In the pre-Islamic world the plight of women was abject and pathetic. Somewhere she was brannded as a product of evil or the seed of evil. Some systems placed men as the lord of women who has to surrender to his will. Somewhere else questions were raised if she at all possessed a soul. Never in the history of Islam has any muslim doubted the dignity of women, her possession of a soul and other fine qualities.
The Qur'an has honoured women so much so that there is an entire chapter titled Surah Nisa'a (chapter on women) and her status and dignity are explicitly stated therein as well as in many other verses of the Qur'an. Those who look at Islam with a positive view will realise what rights Islam has really granted women; as Lady Cobbold says in her 'Pilgrimage to Makkah'; " It was Islam that removed the in which women are held from the very dawn of history and gave them a social standing and legal rights such as were not granted to them in England till many later centuries. "

Islam did more than that. What it gave her suits her nature, gives her full security and protects her against disgraceful circumstances and uncertain channels of life. It is a pity on those who have failed to understand that the divine system that gives every male and female their due rights.

Thursday, 7 February 2008

Ibn Sina ( Aviccena)

Abu Ali Al-Hussain Ibn Abdallah (Aviccena) was born in 980 A.D at Afshana near Bukhara, a part of Iran. The young Abu Ali received his early education in Bukhara, and by the age of 10 had become well versed in the study of the Qur'an and various sciences. He started studying philosophy by reading various Greek, Muslim and other books on this subject and also learnt logic and some other subjects from Abu Abdallah Natili, a famous philosopher of the time. While still young, he attained such a degree of expertise in medicine that his fame spread far and wide. At the age of 17, he was fortunate in curing Nooh Ibn Mansoor, the king of Bukhara, of an illness in which all the well-known physicians had given up hope. On his recovery, the king wished to reward him, but the young physician only desired permission to use his uniquely stocked library.

On his father's dea th, Abu Ali left Bukhara and traveled to Jurjan, where Khawarizm Shah welcomed him. There, he met his famous contemporary Abu Raihan Al-Biruni. Later, he moved to Ray and then to Hamadan, where he wrote his famous book Al-Qanun Fi Al-Tibb. Here he treated Shams Al-Daulah, the king of Hamadan, for sever colic. From Hamadan, he moved to Isfahan, where he completed many of his monumental writings. Nevertheless, he continued traveling and the excessive mental exertion as well as political turmoil spoilt his health. Finally, he returned to Hamadan where he passed away in 1037 A.D.

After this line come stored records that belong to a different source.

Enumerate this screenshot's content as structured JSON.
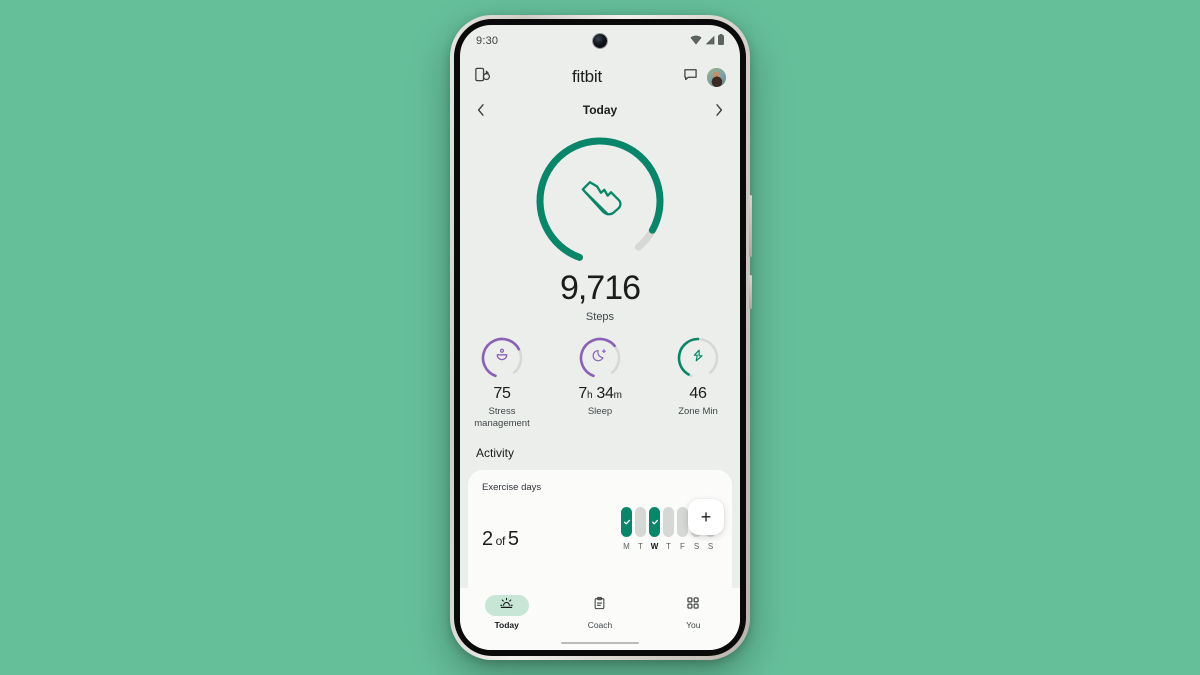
{
  "theme": {
    "page_bg": "#65c09a",
    "screen_bg": "#eceeeb",
    "card_bg": "#fbfbfa",
    "accent_green": "#09866a",
    "accent_purple": "#8a62b5",
    "track_gray": "#d6d8d6",
    "active_nav_pill": "#c8e6d5",
    "text_primary": "#1b1c1b",
    "text_secondary": "#41474a"
  },
  "status_bar": {
    "time": "9:30",
    "icons": [
      "wifi-icon",
      "cellular-signal-icon",
      "battery-icon"
    ]
  },
  "app_bar": {
    "left_icon": "device-sync-icon",
    "title": "fitbit",
    "chat_icon": "chat-bubble-icon",
    "avatar": "user-avatar"
  },
  "date_nav": {
    "prev_icon": "chevron-left-icon",
    "label": "Today",
    "next_icon": "chevron-right-icon"
  },
  "hero": {
    "icon": "running-shoe-icon",
    "value": "9,716",
    "label": "Steps",
    "progress_percent": 93,
    "ring_color": "#09866a",
    "track_color": "#d6d8d6"
  },
  "metrics": [
    {
      "icon": "stress-bowl-icon",
      "value": "75",
      "unit": "",
      "label": "Stress\nmanagement",
      "label_line1": "Stress",
      "label_line2": "management",
      "progress_percent": 74,
      "color": "#8a62b5"
    },
    {
      "icon": "moon-sparkle-icon",
      "value": "7",
      "unit": "h",
      "value2": "34",
      "unit2": "m",
      "label_line1": "Sleep",
      "label_line2": "",
      "progress_percent": 70,
      "color": "#8a62b5"
    },
    {
      "icon": "zone-minutes-bolt-icon",
      "value": "46",
      "unit": "",
      "label_line1": "Zone Min",
      "label_line2": "",
      "progress_percent": 50,
      "color": "#09866a"
    }
  ],
  "activity": {
    "section_title": "Activity",
    "card_title": "Exercise days",
    "count_value": "2",
    "count_middle": "of",
    "count_goal": "5",
    "add_button_icon": "plus-icon",
    "add_button_label": "+",
    "days": [
      {
        "label": "M",
        "completed": true,
        "is_today": false
      },
      {
        "label": "T",
        "completed": false,
        "is_today": false
      },
      {
        "label": "W",
        "completed": true,
        "is_today": true
      },
      {
        "label": "T",
        "completed": false,
        "is_today": false
      },
      {
        "label": "F",
        "completed": false,
        "is_today": false
      },
      {
        "label": "S",
        "completed": false,
        "is_today": false
      },
      {
        "label": "S",
        "completed": false,
        "is_today": false
      }
    ]
  },
  "bottom_nav": [
    {
      "icon": "sunrise-icon",
      "label": "Today",
      "active": true
    },
    {
      "icon": "clipboard-icon",
      "label": "Coach",
      "active": false
    },
    {
      "icon": "grid-squares-icon",
      "label": "You",
      "active": false
    }
  ]
}
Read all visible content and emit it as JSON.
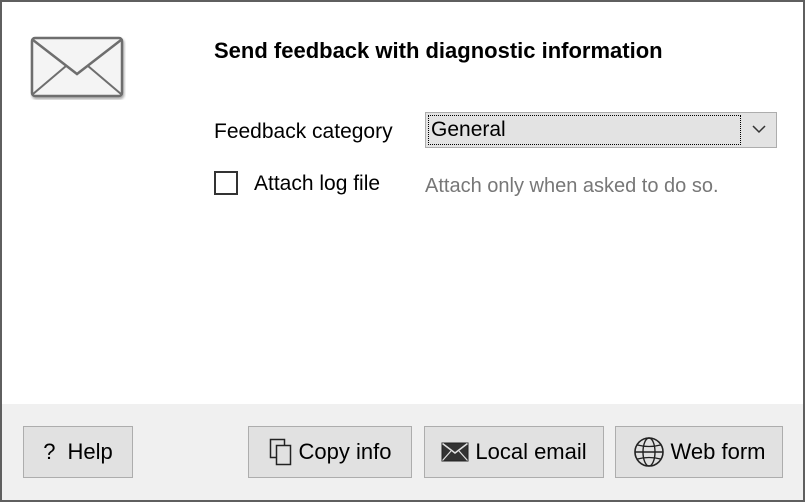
{
  "dialog": {
    "title": "Send feedback with diagnostic information",
    "feedback_category_label": "Feedback category",
    "feedback_category_value": "General",
    "attach_log_label": "Attach log file",
    "attach_log_checked": false,
    "attach_log_hint": "Attach only when asked to do so."
  },
  "buttons": {
    "help_glyph": "?",
    "help": "Help",
    "copy_info": "Copy info",
    "local_email": "Local email",
    "web_form": "Web form"
  },
  "icons": {
    "header": "envelope-icon",
    "dropdown": "chevron-down-icon",
    "copy": "copy-icon",
    "email": "mail-icon",
    "web": "globe-icon"
  },
  "colors": {
    "footer_bg": "#f0f0f0",
    "button_bg": "#e1e1e1",
    "hint_text": "#777777"
  }
}
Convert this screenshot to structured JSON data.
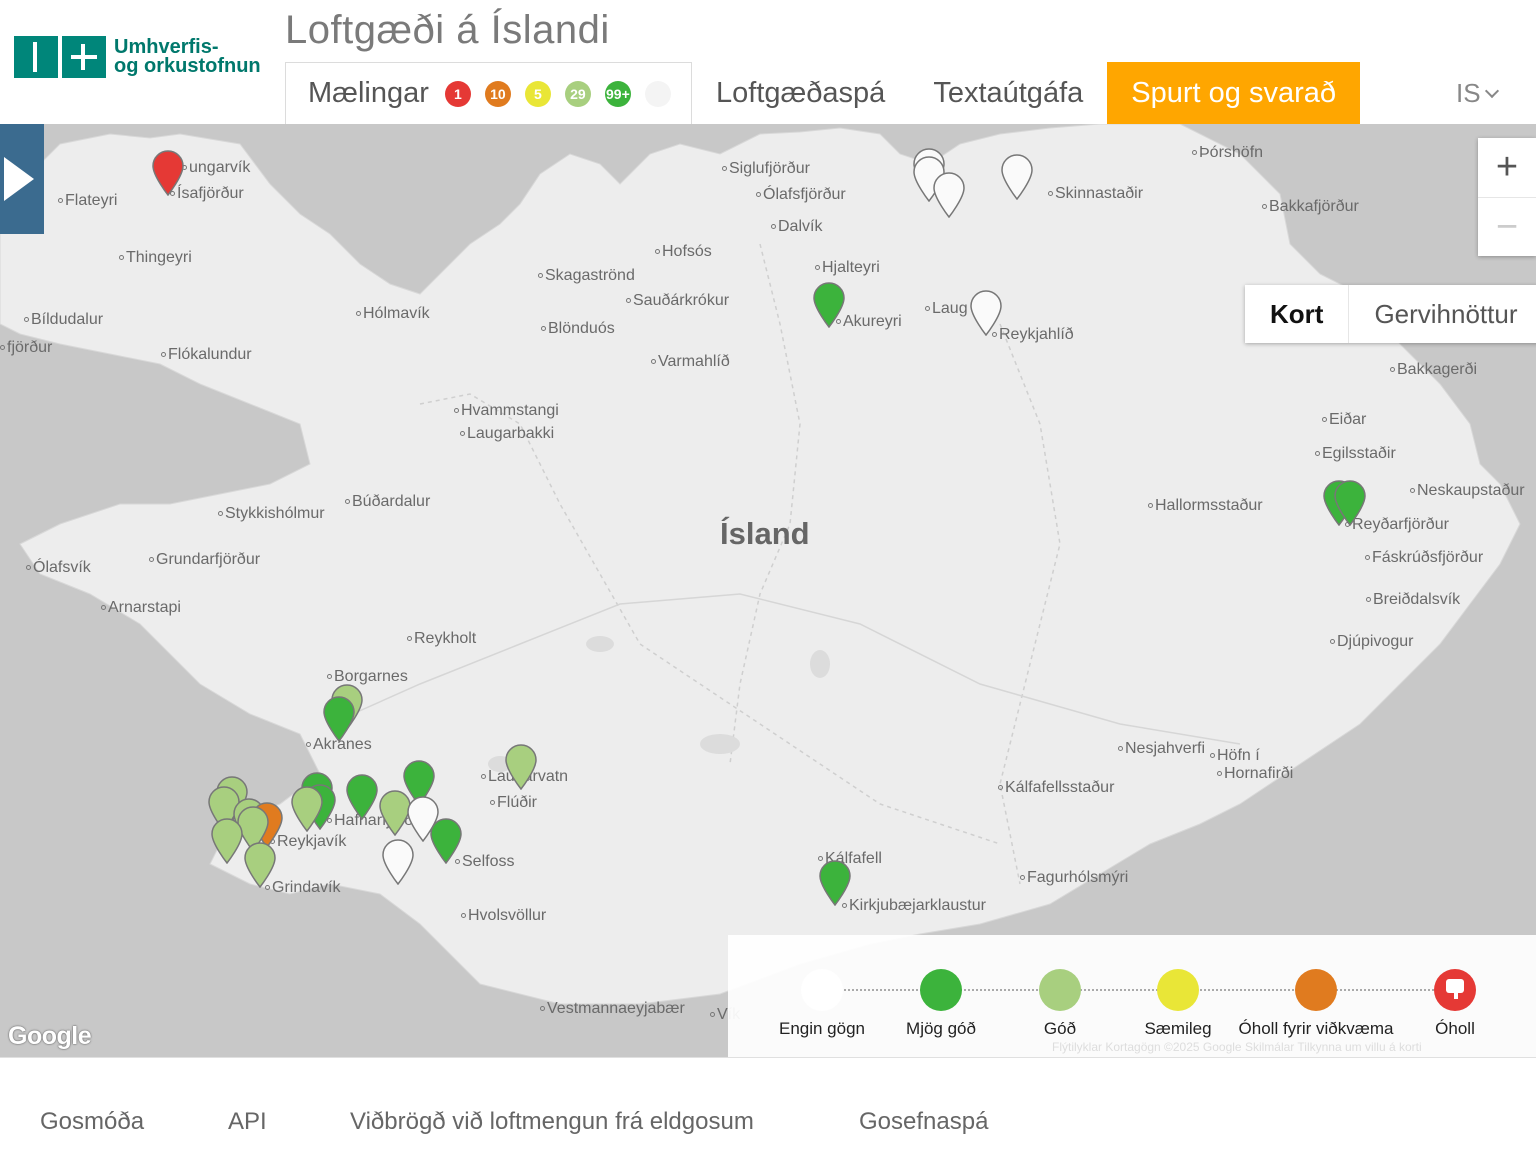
{
  "header": {
    "logo_line1": "Umhverfis-",
    "logo_line2": "og orkustofnun",
    "title": "Loftgæði á Íslandi",
    "tabs": {
      "measurements": "Mælingar",
      "forecast": "Loftgæðaspá",
      "text_version": "Textaútgáfa",
      "faq": "Spurt og svarað"
    },
    "badges": [
      {
        "label": "1",
        "color": "#e53935"
      },
      {
        "label": "10",
        "color": "#e07b1f"
      },
      {
        "label": "5",
        "color": "#e9e637"
      },
      {
        "label": "29",
        "color": "#a8cf7f"
      },
      {
        "label": "99+",
        "color": "#3cb33c"
      },
      {
        "label": "",
        "color": "#f4f4f4"
      }
    ],
    "language": "IS"
  },
  "map": {
    "country_label": "Ísland",
    "zoom_in": "+",
    "zoom_out": "−",
    "map_type": {
      "map": "Kort",
      "satellite": "Gervihnöttur"
    },
    "google": "Google",
    "attribution": "Flýtilyklar    Kortagögn ©2025 Google    Skilmálar    Tilkynna um villu á korti",
    "places": [
      {
        "name": "Þórshöfn"
      },
      {
        "name": "Siglufjörður"
      },
      {
        "name": "Ólafsfjörður"
      },
      {
        "name": "Dalvík"
      },
      {
        "name": "Skinnastaðir"
      },
      {
        "name": "Bakkafjörður"
      },
      {
        "name": "ungarvík"
      },
      {
        "name": "Ísafjörður"
      },
      {
        "name": "Flateyri"
      },
      {
        "name": "Thingeyri"
      },
      {
        "name": "Hofsós"
      },
      {
        "name": "Skagaströnd"
      },
      {
        "name": "Sauðárkrókur"
      },
      {
        "name": "Hjalteyri"
      },
      {
        "name": "Akureyri"
      },
      {
        "name": "Laug"
      },
      {
        "name": "Reykjahlíð"
      },
      {
        "name": "Bíldudalur"
      },
      {
        "name": "Hólmavík"
      },
      {
        "name": "Blönduós"
      },
      {
        "name": "fjörður"
      },
      {
        "name": "Flókalundur"
      },
      {
        "name": "Varmahlíð"
      },
      {
        "name": "Bakkagerði"
      },
      {
        "name": "Eiðar"
      },
      {
        "name": "Egilsstaðir"
      },
      {
        "name": "Hvammstangi"
      },
      {
        "name": "Laugarbakki"
      },
      {
        "name": "Neskaupstaður"
      },
      {
        "name": "Hallormsstaður"
      },
      {
        "name": "Reyðarfjörður"
      },
      {
        "name": "Búðardalur"
      },
      {
        "name": "Stykkishólmur"
      },
      {
        "name": "Fáskrúðsfjörður"
      },
      {
        "name": "Ólafsvík"
      },
      {
        "name": "Grundarfjörður"
      },
      {
        "name": "Breiðdalsvík"
      },
      {
        "name": "Arnarstapi"
      },
      {
        "name": "Reykholt"
      },
      {
        "name": "Djúpivogur"
      },
      {
        "name": "Borgarnes"
      },
      {
        "name": "Akranes"
      },
      {
        "name": "Nesjahverfi"
      },
      {
        "name": "Höfn í"
      },
      {
        "name": "Hornafirði"
      },
      {
        "name": "Laugarvatn"
      },
      {
        "name": "Kálfafellsstaður"
      },
      {
        "name": "Flúðir"
      },
      {
        "name": "Hafnarfjörður"
      },
      {
        "name": "Reykjavík"
      },
      {
        "name": "Selfoss"
      },
      {
        "name": "Grindavík"
      },
      {
        "name": "Kálfafell"
      },
      {
        "name": "Fagurhólsmýri"
      },
      {
        "name": "Kirkjubæjarklaustur"
      },
      {
        "name": "Hvolsvöllur"
      },
      {
        "name": "Vestmannaeyjabær"
      },
      {
        "name": "Vík"
      }
    ],
    "markers": [
      {
        "status": "unhealthy",
        "color": "#e53935"
      },
      {
        "status": "no-data",
        "color": "#fafafa"
      },
      {
        "status": "no-data",
        "color": "#fafafa"
      },
      {
        "status": "no-data",
        "color": "#fafafa"
      },
      {
        "status": "no-data",
        "color": "#fafafa"
      },
      {
        "status": "very-good",
        "color": "#3cb33c"
      },
      {
        "status": "no-data",
        "color": "#fafafa"
      },
      {
        "status": "very-good",
        "color": "#3cb33c"
      },
      {
        "status": "very-good",
        "color": "#3cb33c"
      },
      {
        "status": "good",
        "color": "#a8cf7f"
      },
      {
        "status": "very-good",
        "color": "#3cb33c"
      },
      {
        "status": "good",
        "color": "#a8cf7f"
      },
      {
        "status": "good",
        "color": "#a8cf7f"
      },
      {
        "status": "good",
        "color": "#a8cf7f"
      },
      {
        "status": "unhealthy-sensitive",
        "color": "#e07b1f"
      },
      {
        "status": "good",
        "color": "#a8cf7f"
      },
      {
        "status": "good",
        "color": "#a8cf7f"
      },
      {
        "status": "good",
        "color": "#a8cf7f"
      },
      {
        "status": "very-good",
        "color": "#3cb33c"
      },
      {
        "status": "very-good",
        "color": "#3cb33c"
      },
      {
        "status": "very-good",
        "color": "#3cb33c"
      },
      {
        "status": "good",
        "color": "#a8cf7f"
      },
      {
        "status": "very-good",
        "color": "#3cb33c"
      },
      {
        "status": "good",
        "color": "#a8cf7f"
      },
      {
        "status": "no-data",
        "color": "#fafafa"
      },
      {
        "status": "very-good",
        "color": "#3cb33c"
      },
      {
        "status": "no-data",
        "color": "#fafafa"
      },
      {
        "status": "good",
        "color": "#a8cf7f"
      },
      {
        "status": "very-good",
        "color": "#3cb33c"
      }
    ]
  },
  "legend": [
    {
      "label": "Engin gögn",
      "color": "#ffffff"
    },
    {
      "label": "Mjög góð",
      "color": "#3cb33c"
    },
    {
      "label": "Góð",
      "color": "#a8cf7f"
    },
    {
      "label": "Sæmileg",
      "color": "#e9e637"
    },
    {
      "label": "Óholl fyrir viðkvæma",
      "color": "#e07b1f"
    },
    {
      "label": "Óholl",
      "color": "#e53935"
    }
  ],
  "footer": {
    "links": [
      "Gosmóða",
      "API",
      "Viðbrögð við loftmengun frá eldgosum",
      "Gosefnaspá"
    ]
  }
}
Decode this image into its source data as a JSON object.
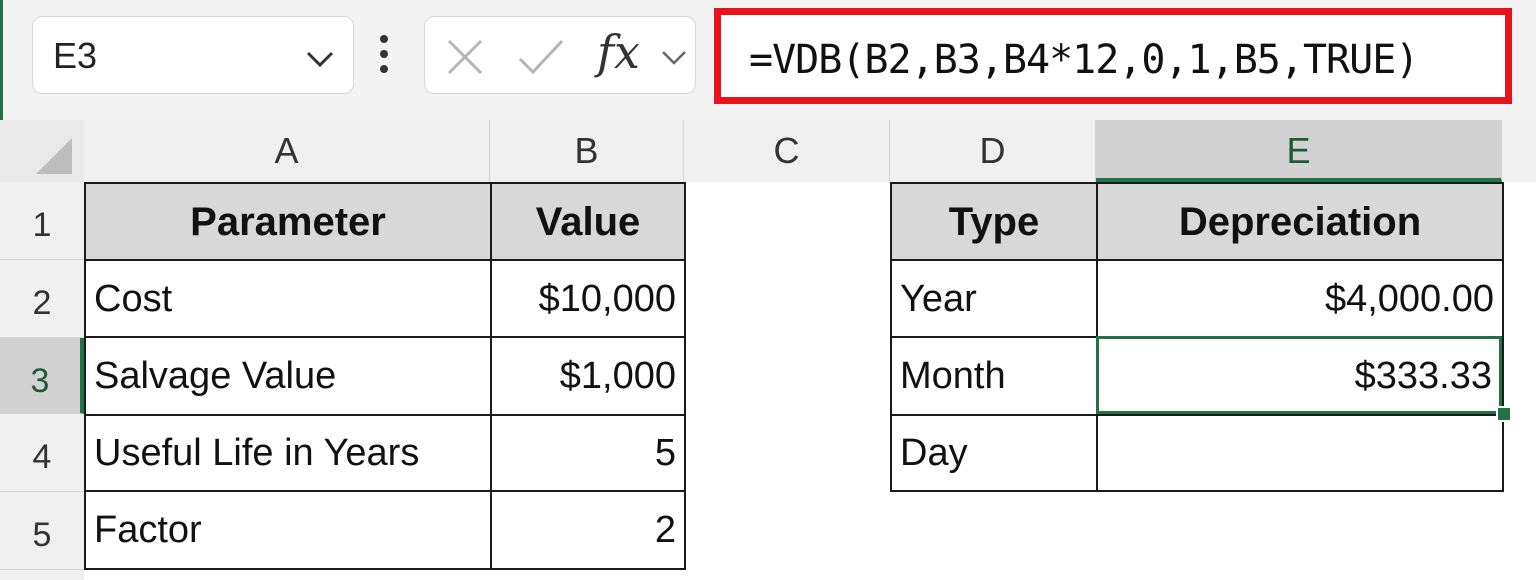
{
  "namebox": {
    "value": "E3"
  },
  "formula_bar": {
    "fx_label": "fx",
    "formula": "=VDB(B2,B3,B4*12,0,1,B5,TRUE)"
  },
  "columns": [
    "A",
    "B",
    "C",
    "D",
    "E"
  ],
  "rows": [
    "1",
    "2",
    "3",
    "4",
    "5"
  ],
  "left_table": {
    "headers": [
      "Parameter",
      "Value"
    ],
    "rows": [
      [
        "Cost",
        "$10,000"
      ],
      [
        "Salvage Value",
        "$1,000"
      ],
      [
        "Useful Life in Years",
        "5"
      ],
      [
        "Factor",
        "2"
      ]
    ]
  },
  "right_table": {
    "headers": [
      "Type",
      "Depreciation"
    ],
    "rows": [
      [
        "Year",
        "$4,000.00"
      ],
      [
        "Month",
        "$333.33"
      ],
      [
        "Day",
        ""
      ]
    ]
  },
  "selection": {
    "cell": "E3",
    "column": "E",
    "row": "3"
  },
  "colors": {
    "accent": "#217346",
    "highlight_border": "#e8141b",
    "header_fill": "#d8d8d8"
  }
}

He was the most famous physician, philosopher, encyclopaedist, mathematician and astronomer of his time. His major contribution to medical science was his famous book Al-Qanun, known as the 'Canon' in the west. The Qanun Fi Al-Tibb is an immense encyclopedia of medicine extending over a million words. It surveyed the entire medical knowledge available from ancient and muslim sources. Due to its systematic approach, " formal perfection as well as its intrinsic value, the Qanun superseded Razi's Hawi, Ali Ibn Abbas's Maliki, and even the words of Galen, and remained supreme for six centuries. " In addition to bringing together the then available knowledge, the book is filled with the authors original contribution. His important original contribution includes such advances as recognition of the contagious nature of Phthisis and tubrculosis; distribution of diseases by water and soil, and interaction between psychology and health. In addition to describing pharmacological methods, the book described 760 and became the most authentic materia medica of the era. He was also the first to describe meningitis and made rich contributions to anatomy, gynecology and child health.